Vanderbilt Football: Was 2011 a Fluke or Are the Commodores Legit?

Blake Silvers@JBlakeSilversAnalyst IIIFebruary 8, 2012

NASHVILLE, TN - SEPTEMBER 17:  Coach James Franklin of the Vanderbilt Commodores leads his team onto the field for a game against the Ole Miss Rebels at Vanderbilt Stadium on September 17, 2011 in Nashville, Tennessee.  (Photo by Grant Halverson/Getty Images)
Grant Halverson/Getty Images

James Franklin showed up in Nashville in December 2010 and seemed uninterested in joining in the sorrows of Vanderbilt football history.  He seemed wonderfully ignorant to the gloomy shadows that have hovered over the program for most of its history.

Coach Franklin didn't care what Vanderbilt football had been before his arrival, but he took great interest in what it was to become with himself now in control of the beautiful, old shipwreck that everyone loves to feel sorry for.  

At times, Franklin's post-game press conferences seemed more like a fed-up father scolding a group of spoiled children who had had been feeling sorry for themselves, and they were directed at the entire Vanderbilt community, not just his team.  

Under Franklin, the 2011 Commodores started the season strong, winning three in a row, including an SEC victory over Ole Miss.  A three-game skid brought the squad back to reality, but in their defense, the losses were at the hands of 12th-ranked South Carolina on the road, the eventual national champion Alabama Crimson Tide in Tuscaloosa and the eventual SEC East champion Georgia Bulldogs in a game that came down to the wire.

Vanderbilt would split the rest of their season, winning three of their last six.  All three of those losses were decided by six points or less, including an overtime loss in Knoxville.  Their three final wins would all be by double-digit margins.  

Six wins on the season could have easily been closer to nine with a field goal here and a missed assignment there, but Vanderbilt would finish bowl eligible, something the program had only done twice before since 1982.  

James Franklin aimed to change the culture in Nashville, and he has gotten off to a fantastic start but unless the Commodores build upon last year's success this season, the 2011 run will be called a fluke.  
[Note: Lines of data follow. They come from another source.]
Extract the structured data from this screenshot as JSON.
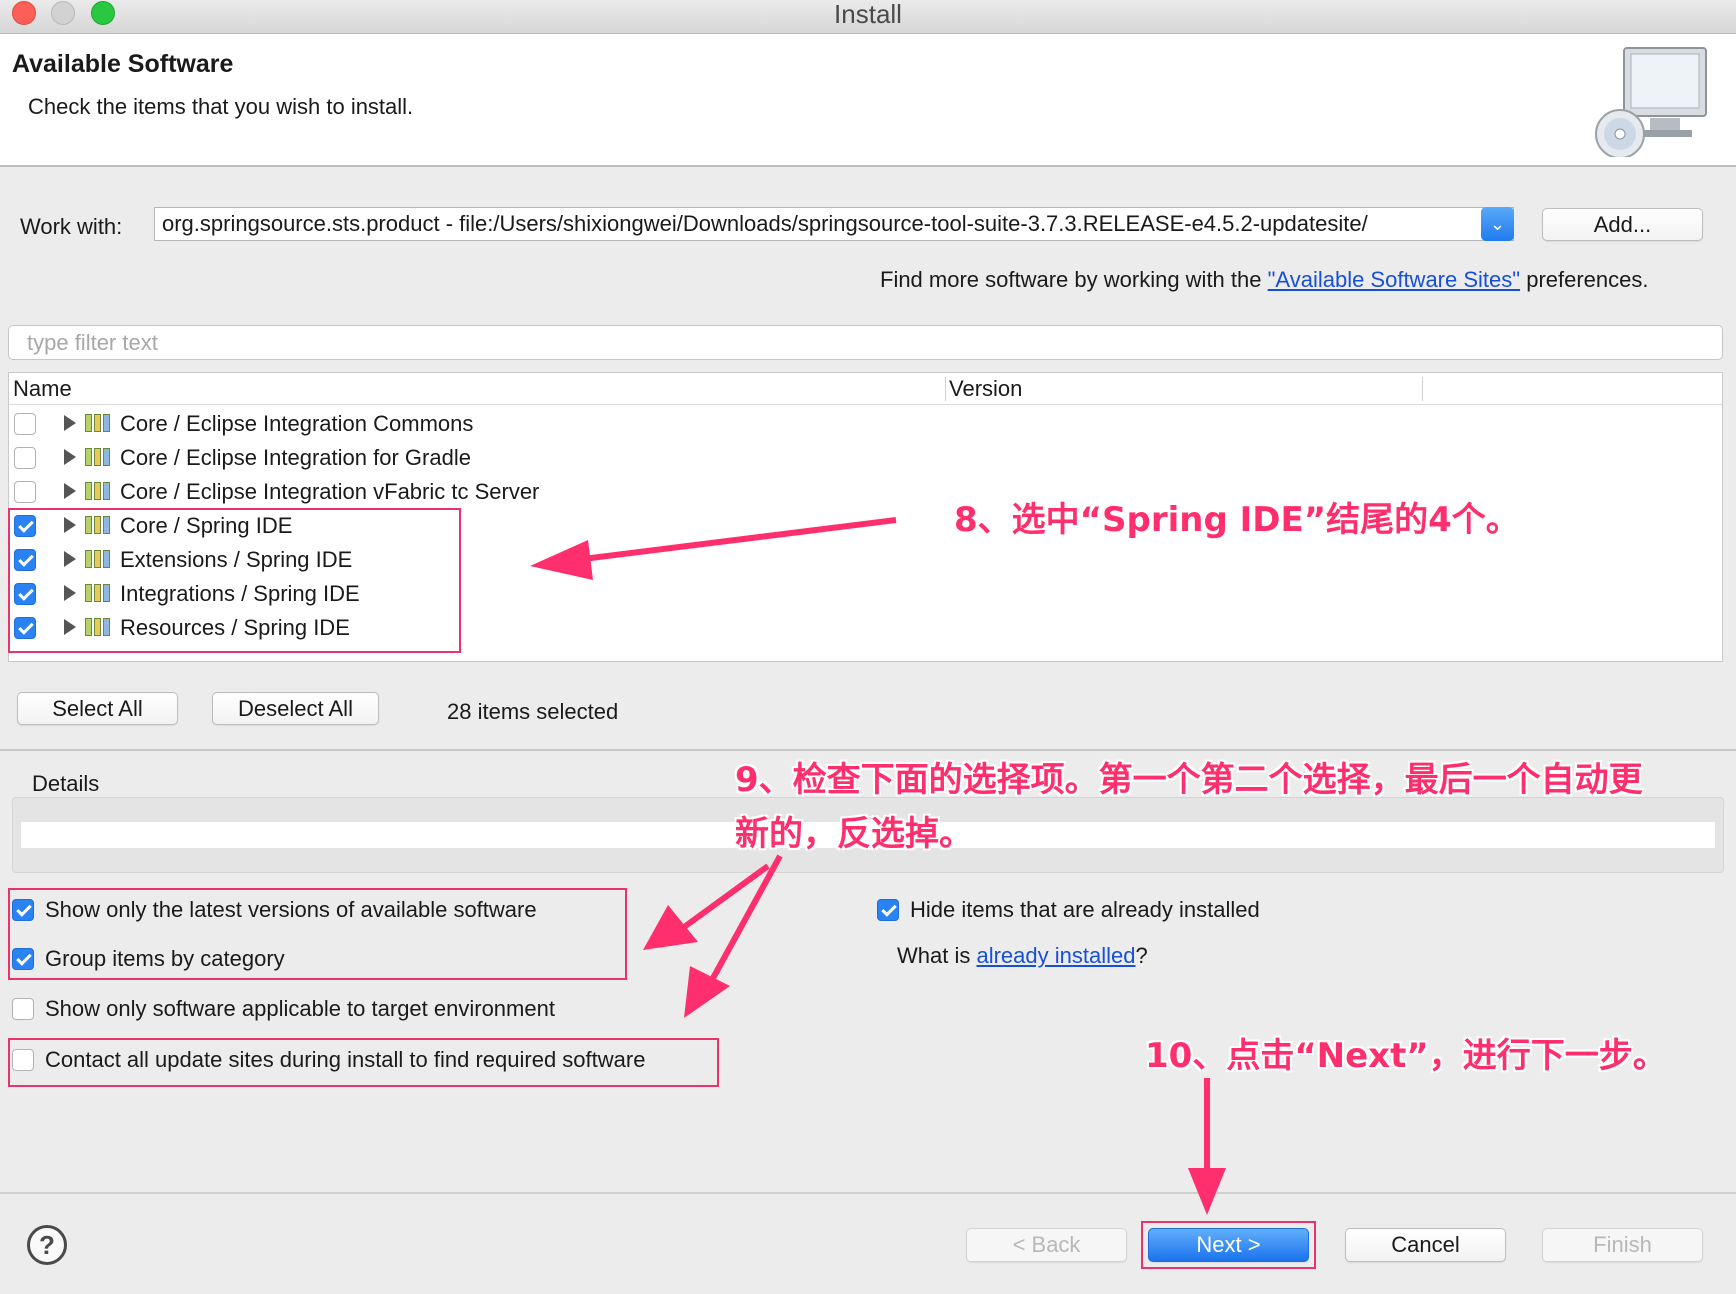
{
  "window": {
    "title": "Install"
  },
  "header": {
    "title": "Available Software",
    "subtitle": "Check the items that you wish to install."
  },
  "work_with": {
    "label": "Work with:",
    "value": "org.springsource.sts.product - file:/Users/shixiongwei/Downloads/springsource-tool-suite-3.7.3.RELEASE-e4.5.2-updatesite/",
    "add_label": "Add...",
    "hint_prefix": "Find more software by working with the",
    "hint_link": "\"Available Software Sites\"",
    "hint_suffix": "preferences."
  },
  "filter": {
    "placeholder": "type filter text"
  },
  "tree": {
    "col_name": "Name",
    "col_version": "Version",
    "rows": [
      {
        "label": "Core / Eclipse Integration Commons",
        "checked": false
      },
      {
        "label": "Core / Eclipse Integration for Gradle",
        "checked": false
      },
      {
        "label": "Core / Eclipse Integration vFabric tc Server",
        "checked": false
      },
      {
        "label": "Core / Spring IDE",
        "checked": true
      },
      {
        "label": "Extensions / Spring IDE",
        "checked": true
      },
      {
        "label": "Integrations / Spring IDE",
        "checked": true
      },
      {
        "label": "Resources / Spring IDE",
        "checked": true
      }
    ]
  },
  "selection": {
    "select_all": "Select All",
    "deselect_all": "Deselect All",
    "status": "28 items selected"
  },
  "details": {
    "label": "Details"
  },
  "options": {
    "latest_versions": {
      "label": "Show only the latest versions of available software",
      "checked": true
    },
    "group_by_category": {
      "label": "Group items by category",
      "checked": true
    },
    "applicable_target": {
      "label": "Show only software applicable to target environment",
      "checked": false
    },
    "contact_sites": {
      "label": "Contact all update sites during install to find required software",
      "checked": false
    },
    "hide_installed": {
      "label": "Hide items that are already installed",
      "checked": true
    },
    "what_is_prefix": "What is",
    "what_is_link": "already installed",
    "what_is_suffix": "?"
  },
  "footer": {
    "help": "?",
    "back": "< Back",
    "next": "Next >",
    "cancel": "Cancel",
    "finish": "Finish"
  },
  "annotations": {
    "step8": "8、选中“Spring IDE”结尾的4个。",
    "step9_line1": "9、检查下面的选择项。第一个第二个选择，最后一个自动更",
    "step9_line2": "新的，反选掉。",
    "step10": "10、点击“Next”，进行下一步。",
    "color": "#ff2f6e"
  }
}
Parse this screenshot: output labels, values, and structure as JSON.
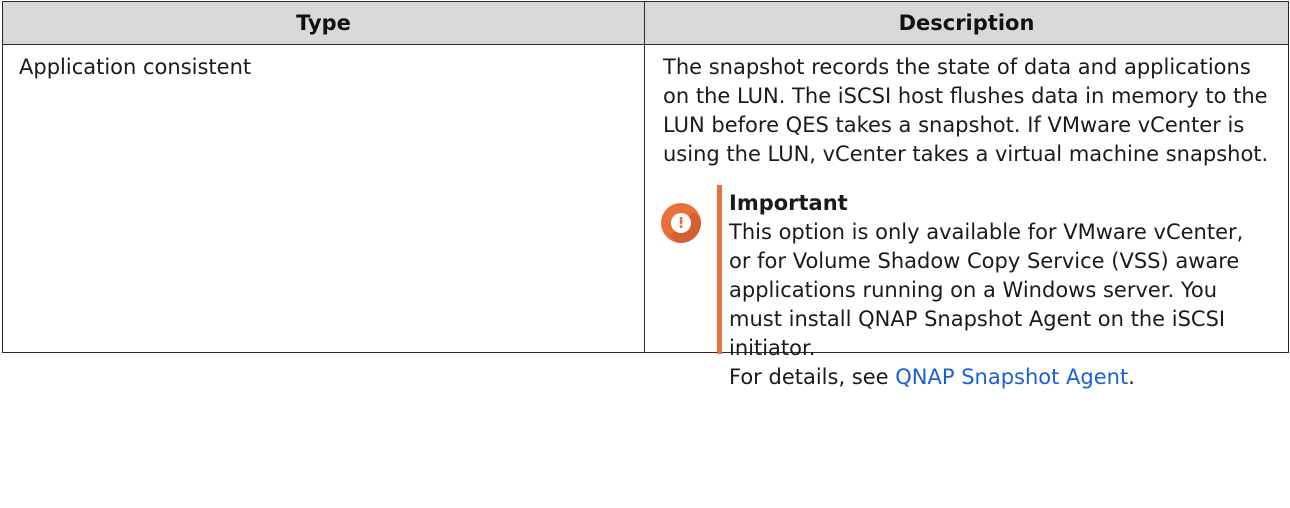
{
  "table": {
    "headers": {
      "type": "Type",
      "description": "Description"
    },
    "rows": [
      {
        "type": "Application consistent",
        "description": "The snapshot records the state of data and applications on the LUN. The iSCSI host flushes data in memory to the LUN before QES takes a snapshot. If VMware vCenter is using the LUN, vCenter takes a virtual machine snapshot.",
        "note": {
          "icon": "important-exclamation-icon",
          "title": "Important",
          "text": "This option is only available for VMware vCenter, or for Volume Shadow Copy Service (VSS) aware applications running on a Windows server. You must install QNAP Snapshot Agent on the iSCSI initiator.",
          "details_prefix": "For details, see ",
          "link_text": "QNAP Snapshot Agent",
          "details_suffix": "."
        }
      }
    ]
  },
  "colors": {
    "header_bg": "#d9d9d9",
    "accent_orange": "#e8703a",
    "link_blue": "#1a5fd6"
  }
}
The question will linger until the Commodores compete on a consistent basis, and they must do so in the difficult SEC.  With his team's legitimacy in limbo, James Franklin will be up for the challenge.